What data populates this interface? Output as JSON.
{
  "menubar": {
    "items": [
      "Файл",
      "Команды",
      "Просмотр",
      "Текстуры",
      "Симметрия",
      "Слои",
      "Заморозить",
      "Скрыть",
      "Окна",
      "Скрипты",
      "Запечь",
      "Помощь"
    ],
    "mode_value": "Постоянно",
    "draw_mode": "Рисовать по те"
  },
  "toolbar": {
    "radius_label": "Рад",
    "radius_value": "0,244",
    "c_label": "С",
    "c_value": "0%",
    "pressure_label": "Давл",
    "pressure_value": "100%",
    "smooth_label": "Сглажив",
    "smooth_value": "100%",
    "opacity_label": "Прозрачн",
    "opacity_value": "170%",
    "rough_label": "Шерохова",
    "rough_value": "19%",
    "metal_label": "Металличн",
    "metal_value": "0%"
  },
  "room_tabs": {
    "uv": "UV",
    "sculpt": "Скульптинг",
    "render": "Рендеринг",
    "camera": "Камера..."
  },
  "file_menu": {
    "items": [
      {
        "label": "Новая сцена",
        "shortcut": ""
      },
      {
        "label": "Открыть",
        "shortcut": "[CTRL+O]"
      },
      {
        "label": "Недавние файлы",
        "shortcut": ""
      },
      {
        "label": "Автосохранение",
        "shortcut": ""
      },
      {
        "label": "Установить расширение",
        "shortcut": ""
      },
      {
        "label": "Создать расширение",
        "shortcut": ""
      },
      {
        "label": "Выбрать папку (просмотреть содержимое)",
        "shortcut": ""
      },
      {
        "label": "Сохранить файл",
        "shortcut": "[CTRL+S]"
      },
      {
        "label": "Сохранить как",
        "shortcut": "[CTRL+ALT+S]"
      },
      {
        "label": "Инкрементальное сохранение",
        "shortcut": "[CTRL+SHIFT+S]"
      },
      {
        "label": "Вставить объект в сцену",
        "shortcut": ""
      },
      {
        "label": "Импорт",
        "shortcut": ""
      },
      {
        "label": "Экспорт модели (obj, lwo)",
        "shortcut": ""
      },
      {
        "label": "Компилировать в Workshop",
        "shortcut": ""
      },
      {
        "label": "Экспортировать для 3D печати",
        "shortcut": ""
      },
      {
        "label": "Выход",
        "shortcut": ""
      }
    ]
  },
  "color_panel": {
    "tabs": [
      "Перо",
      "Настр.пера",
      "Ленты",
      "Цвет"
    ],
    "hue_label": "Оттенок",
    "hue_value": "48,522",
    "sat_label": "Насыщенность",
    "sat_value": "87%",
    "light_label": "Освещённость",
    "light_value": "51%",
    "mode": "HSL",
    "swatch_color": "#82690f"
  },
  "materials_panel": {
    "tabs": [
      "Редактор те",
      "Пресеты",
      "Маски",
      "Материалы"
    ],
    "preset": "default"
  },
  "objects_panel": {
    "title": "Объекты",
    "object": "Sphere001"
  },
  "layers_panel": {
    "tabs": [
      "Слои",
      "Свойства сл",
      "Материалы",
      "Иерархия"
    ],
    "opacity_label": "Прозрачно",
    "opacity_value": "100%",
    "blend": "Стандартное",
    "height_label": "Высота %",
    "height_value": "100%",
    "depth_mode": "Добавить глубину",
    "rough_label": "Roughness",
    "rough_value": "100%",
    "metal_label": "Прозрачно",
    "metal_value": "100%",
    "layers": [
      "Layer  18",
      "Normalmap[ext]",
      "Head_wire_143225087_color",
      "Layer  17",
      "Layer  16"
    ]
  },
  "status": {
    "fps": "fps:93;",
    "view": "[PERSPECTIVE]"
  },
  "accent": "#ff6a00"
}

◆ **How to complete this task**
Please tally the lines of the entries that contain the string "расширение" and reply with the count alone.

◆ **Answer section**
2